“Both the growing demand for energy and the fact that the time for easy oil is over create a continuous need for the development of new and the revision of existing standards. DNV’s philosophy is that by combining our own development resources with those of the industry, we can all achieve so much more,” emphasizes Kim Mørk, DNV Energy’s new technical director.
He continues: “That is also why every year DNV kicks off a vast number of Joint Industry Projects (JIPs) within the energy industry, thus encouraging cooperation and development between the players and authorities. Their faith in DNV’s independence is why the energy stakeholders agree to and ask us to run such cooperative projects. Here, our role is often to develop new technologies, benchmark and qualify new approaches and to share best engineering practise from our vast knowledge base. The main driver is to balance the needs of all the stakeholders.”
In 2008, DNV facilitated 41 such joint industry ventures and the aim is to have at least the same high level this year. Some projects find solutions to specific technical challenges in the energy industry, while others aim to develop new unified global standards and recommended practices. Some great examples are projects that will provide common methodologies for the whole carbon capture, transport and storage value chain.
30th year of setting standards
DNV issued the first principles for offshore drilling platforms as far back as in 1970 and has issued a large number of new and revised codes since then. An example is DNV’s pipeline standard, which has been recognised to such an extent that about 70 percent of all offshore pipelines are designed, constructed and installed to meet its requirements.
2008 was a record year when it came to launching standards for the energy industry. DNV launched a 49 new or updated standards and recommended practices. All the major players from around the globe have been involved in developing several of these.
Increase the level of innovation
Kim Mørk emphasises that even though the world is facing difficult financial times, the challenges and risks still prevail.
“It is therefore highly important that DNV, together with the industry, continues to focus on technology development. We are ensuring that the concepts and methods are flexible, and we facilitate novel solutions to old problems by developing standards and best practices.
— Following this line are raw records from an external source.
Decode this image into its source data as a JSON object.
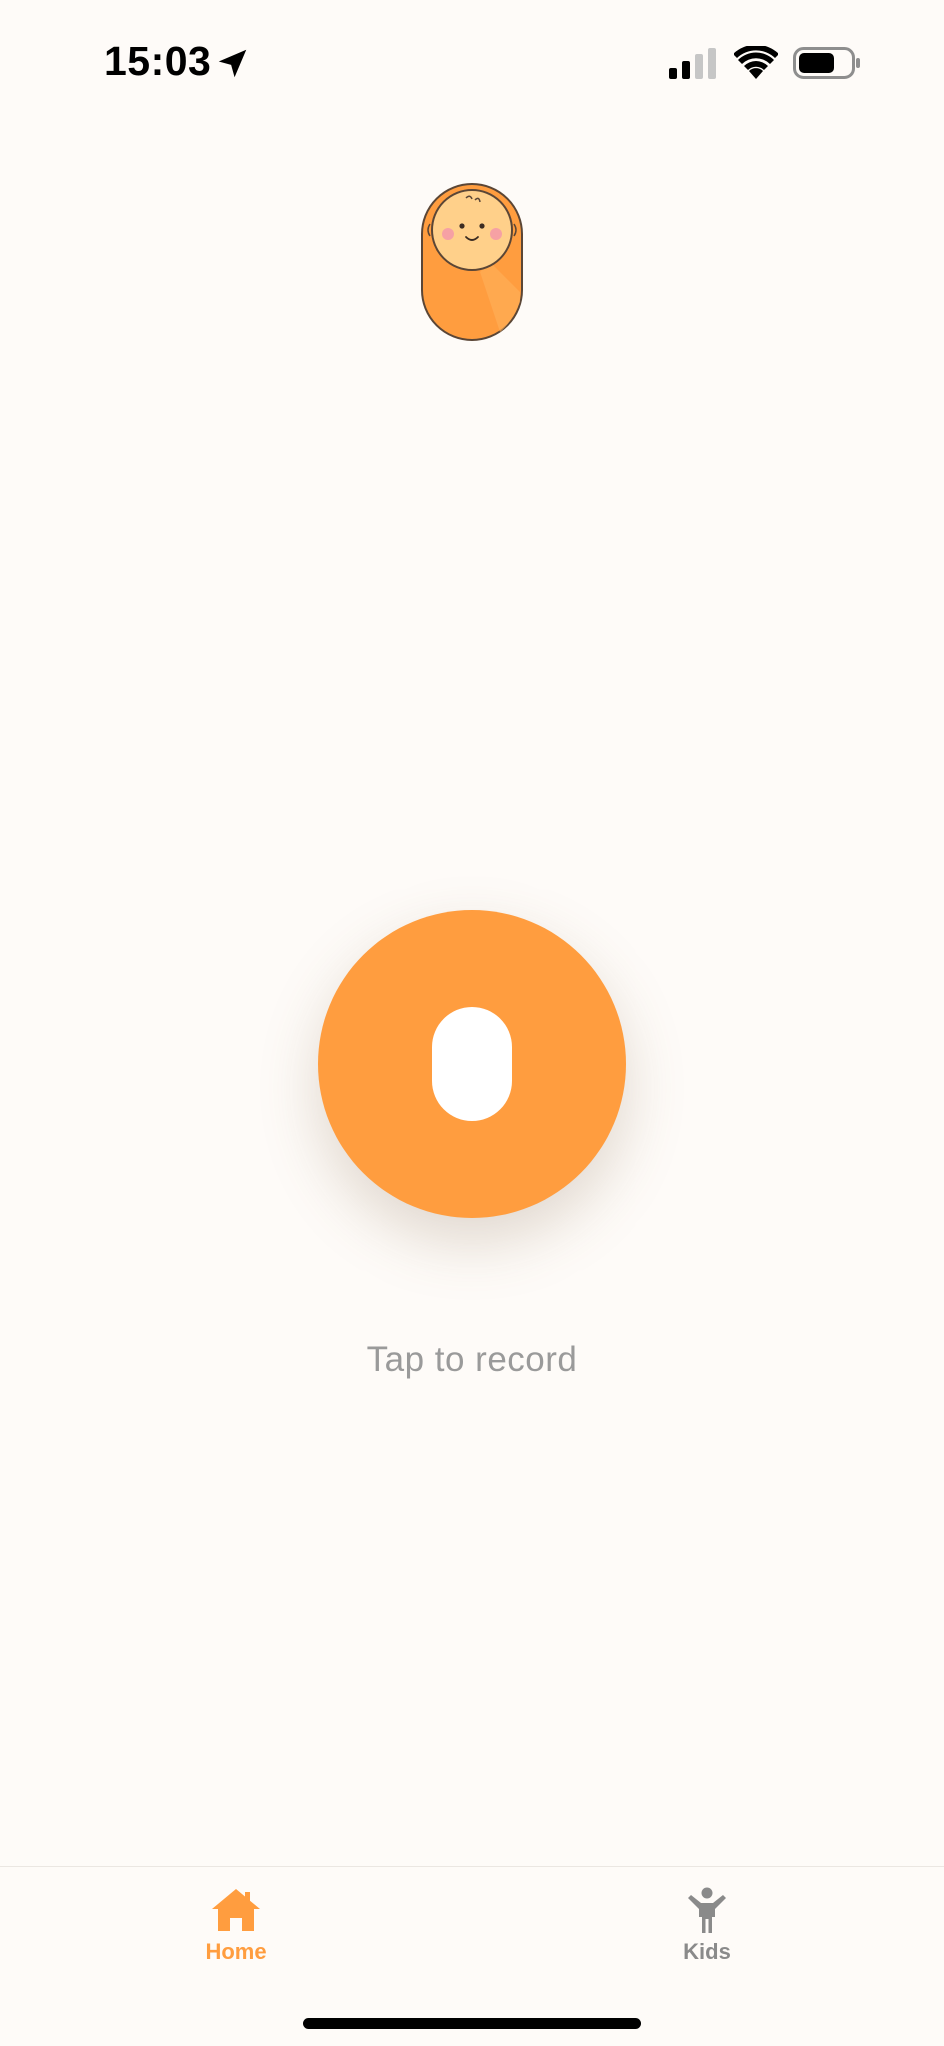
{
  "status_bar": {
    "time": "15:03",
    "location_icon": "location-arrow-icon",
    "signal_icon": "cellular-signal-icon",
    "wifi_icon": "wifi-icon",
    "battery_icon": "battery-icon",
    "battery_level": 0.7
  },
  "mascot": {
    "icon": "swaddled-baby-icon"
  },
  "record": {
    "button_icon": "record-icon",
    "hint": "Tap to record"
  },
  "tab_bar": {
    "tabs": [
      {
        "label": "Home",
        "icon": "home-icon",
        "active": true
      },
      {
        "label": "Kids",
        "icon": "child-icon",
        "active": false
      }
    ]
  },
  "colors": {
    "accent": "#ff9d3f",
    "background": "#fefbf8",
    "hint_text": "#9a9a9a",
    "inactive_tab": "#8a8a8a"
  }
}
These reflect modern design philosophy and support all stages of the decision making for the benefit of the energy industry,” concludes Kim Mørk.